◆ DIRECTIONS ◆
Of all the lines in the entries, how many carry the word "icon"? The reply is that number and no more.

◆ SOURCE MATERIAL ◆

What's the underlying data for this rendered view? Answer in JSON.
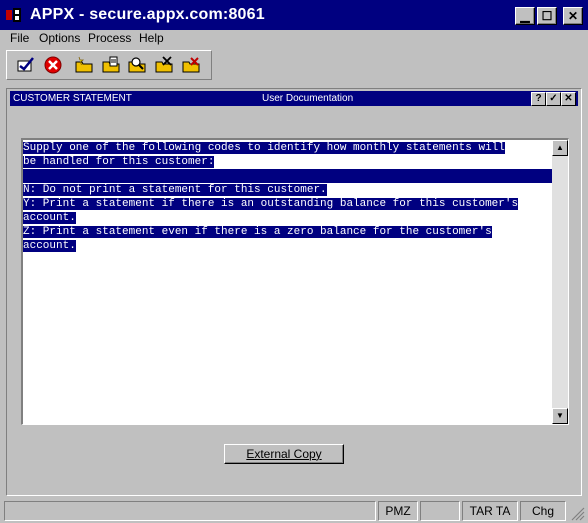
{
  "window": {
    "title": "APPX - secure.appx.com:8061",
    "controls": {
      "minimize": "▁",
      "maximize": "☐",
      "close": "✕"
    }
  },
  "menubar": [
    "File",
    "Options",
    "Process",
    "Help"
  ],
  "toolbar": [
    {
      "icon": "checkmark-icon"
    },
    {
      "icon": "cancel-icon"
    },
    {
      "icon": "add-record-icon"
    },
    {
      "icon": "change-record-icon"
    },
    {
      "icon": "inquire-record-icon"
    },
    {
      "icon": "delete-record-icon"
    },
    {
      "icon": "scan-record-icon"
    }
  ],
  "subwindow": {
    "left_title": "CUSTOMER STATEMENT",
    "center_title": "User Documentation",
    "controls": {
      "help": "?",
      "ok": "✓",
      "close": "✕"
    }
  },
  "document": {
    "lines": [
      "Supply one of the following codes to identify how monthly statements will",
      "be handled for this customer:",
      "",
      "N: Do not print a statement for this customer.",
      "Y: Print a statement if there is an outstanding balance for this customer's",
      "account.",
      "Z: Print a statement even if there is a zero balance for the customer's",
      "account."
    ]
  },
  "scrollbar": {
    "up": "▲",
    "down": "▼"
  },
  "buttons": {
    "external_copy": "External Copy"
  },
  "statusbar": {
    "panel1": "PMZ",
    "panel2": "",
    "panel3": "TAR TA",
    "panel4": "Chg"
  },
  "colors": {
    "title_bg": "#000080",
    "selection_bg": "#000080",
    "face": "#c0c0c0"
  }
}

◆ SOLVED EXERCISE ◆
7